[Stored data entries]
++++++++

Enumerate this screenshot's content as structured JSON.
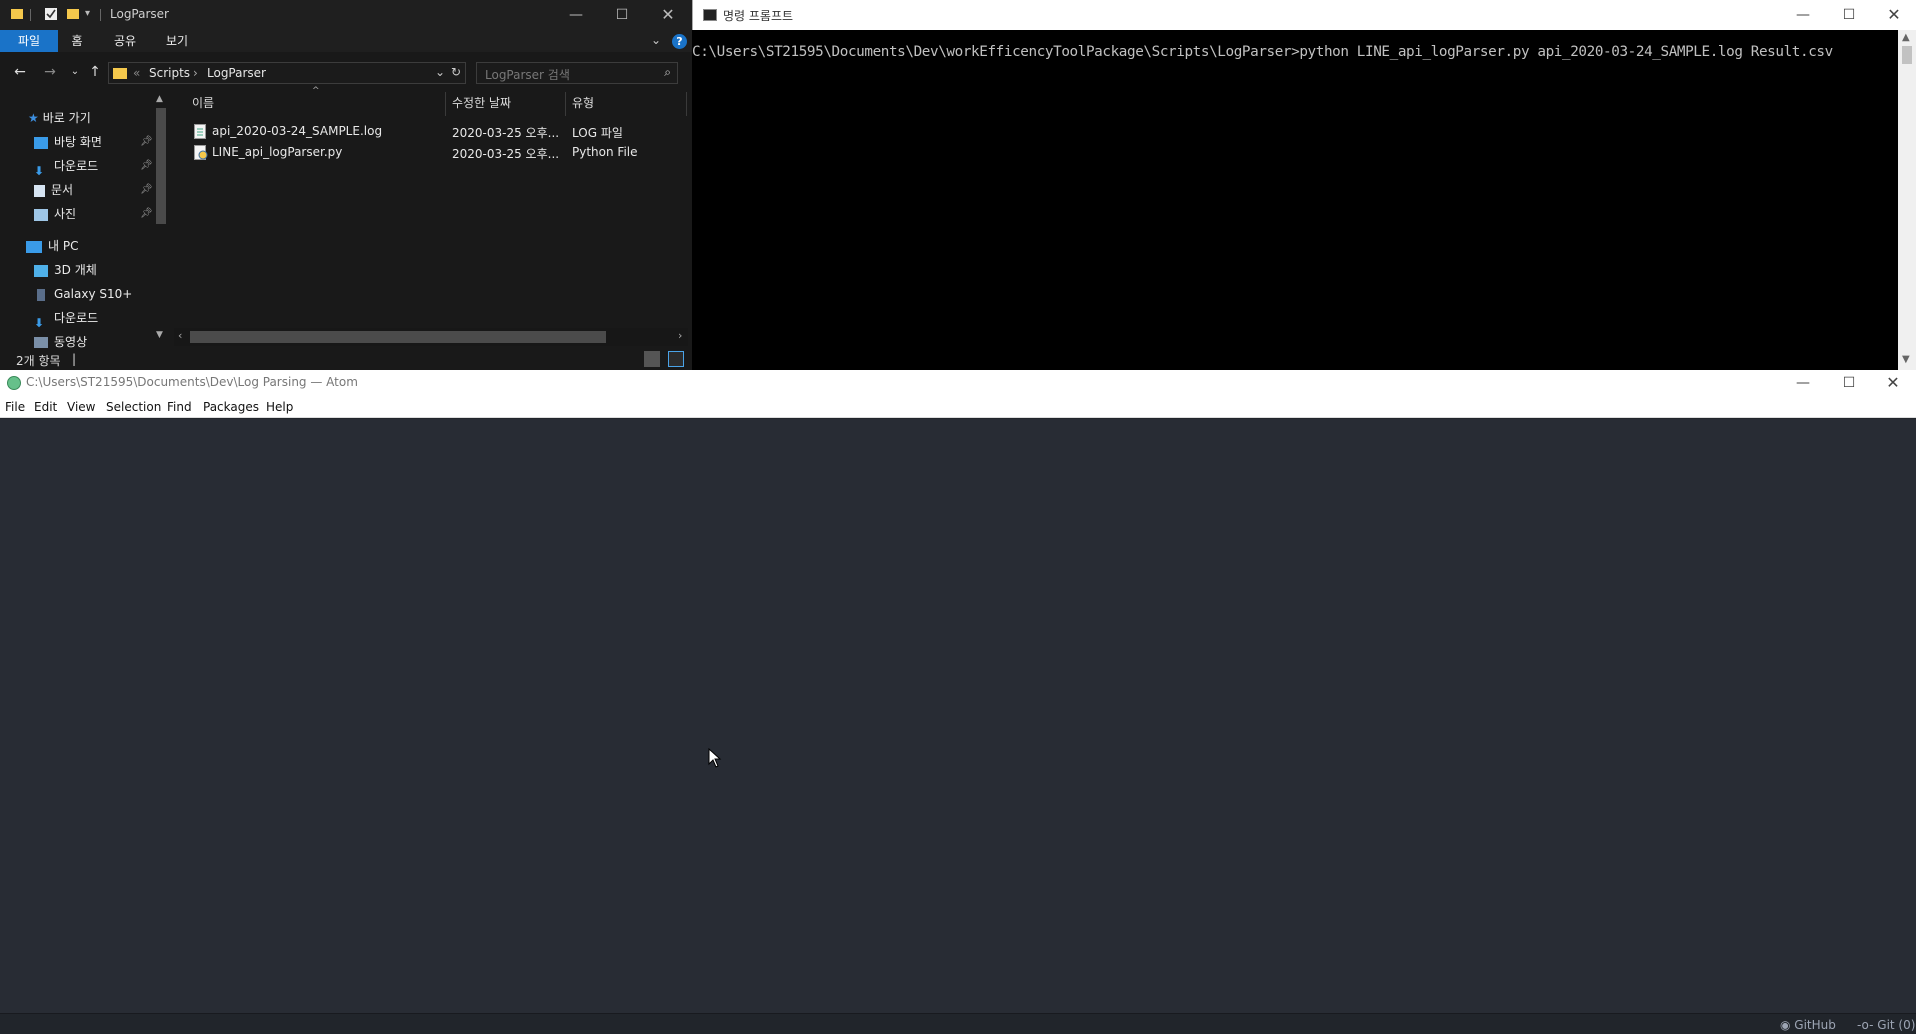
{
  "explorer": {
    "title": "LogParser",
    "ribbon_tabs": [
      "파일",
      "홈",
      "공유",
      "보기"
    ],
    "breadcrumb": [
      "«",
      "Scripts",
      "›",
      "LogParser"
    ],
    "search_placeholder": "LogParser 검색",
    "nav": {
      "quick_access": "바로 가기",
      "quick_items": [
        "바탕 화면",
        "다운로드",
        "문서",
        "사진"
      ],
      "this_pc": "내 PC",
      "pc_items": [
        "3D 개체",
        "Galaxy S10+",
        "다운로드",
        "동영상"
      ]
    },
    "columns": [
      "이름",
      "수정한 날짜",
      "유형"
    ],
    "files": [
      {
        "name": "api_2020-03-24_SAMPLE.log",
        "date": "2020-03-25 오후...",
        "type": "LOG 파일"
      },
      {
        "name": "LINE_api_logParser.py",
        "date": "2020-03-25 오후...",
        "type": "Python File"
      }
    ],
    "status": "2개 항목",
    "status_sep": "|"
  },
  "cmd": {
    "title": "명령 프롬프트",
    "line": "C:\\Users\\ST21595\\Documents\\Dev\\workEfficencyToolPackage\\Scripts\\LogParser>python LINE_api_logParser.py api_2020-03-24_SAMPLE.log Result.csv"
  },
  "atom": {
    "title": "C:\\Users\\ST21595\\Documents\\Dev\\Log Parsing — Atom",
    "menu": [
      "File",
      "Edit",
      "View",
      "Selection",
      "Find",
      "Packages",
      "Help"
    ],
    "status_github": "GitHub",
    "status_git": "Git (0)"
  },
  "colors": {
    "explorer_bg": "#191919",
    "ribbon_active": "#1a73c8",
    "atom_editor": "#282c34",
    "atom_status": "#21252b"
  }
}
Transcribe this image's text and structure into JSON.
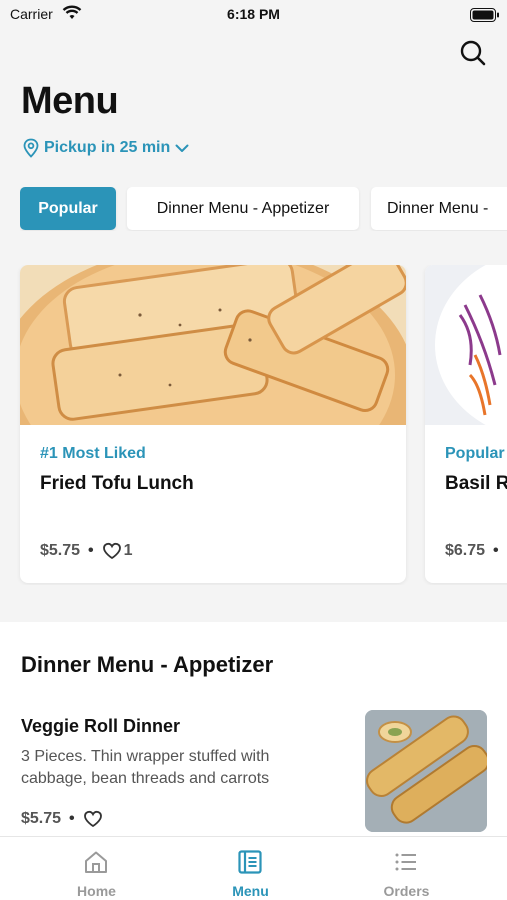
{
  "status_bar": {
    "carrier": "Carrier",
    "time": "6:18 PM"
  },
  "header": {
    "title": "Menu",
    "pickup_label": "Pickup in 25 min"
  },
  "tabs": [
    {
      "label": "Popular",
      "active": true
    },
    {
      "label": "Dinner Menu - Appetizer",
      "active": false
    },
    {
      "label": "Dinner Menu - ",
      "active": false
    }
  ],
  "featured": [
    {
      "tag": "#1 Most Liked",
      "name": "Fried Tofu Lunch",
      "price": "$5.75",
      "likes": "1"
    },
    {
      "tag": "Popular",
      "name": "Basil R",
      "price": "$6.75"
    }
  ],
  "section": {
    "title": "Dinner Menu - Appetizer",
    "items": [
      {
        "name": "Veggie Roll Dinner",
        "description": "3 Pieces. Thin wrapper stuffed with cabbage, bean threads and carrots",
        "price": "$5.75"
      }
    ]
  },
  "bottom_nav": [
    {
      "label": "Home",
      "icon": "home-icon",
      "active": false
    },
    {
      "label": "Menu",
      "icon": "menu-book-icon",
      "active": true
    },
    {
      "label": "Orders",
      "icon": "list-icon",
      "active": false
    }
  ],
  "colors": {
    "accent": "#2b94b8",
    "background": "#f4f4f4",
    "card": "#ffffff",
    "inactive": "#9a9a9a"
  }
}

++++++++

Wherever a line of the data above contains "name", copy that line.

        "name": "api_2020-03-24_SAMPLE.log",
        "name": "LINE_api_logParser.py",
      "name": "Fried Tofu Lunch",
      "name": "Basil R",
        "name": "Veggie Roll Dinner",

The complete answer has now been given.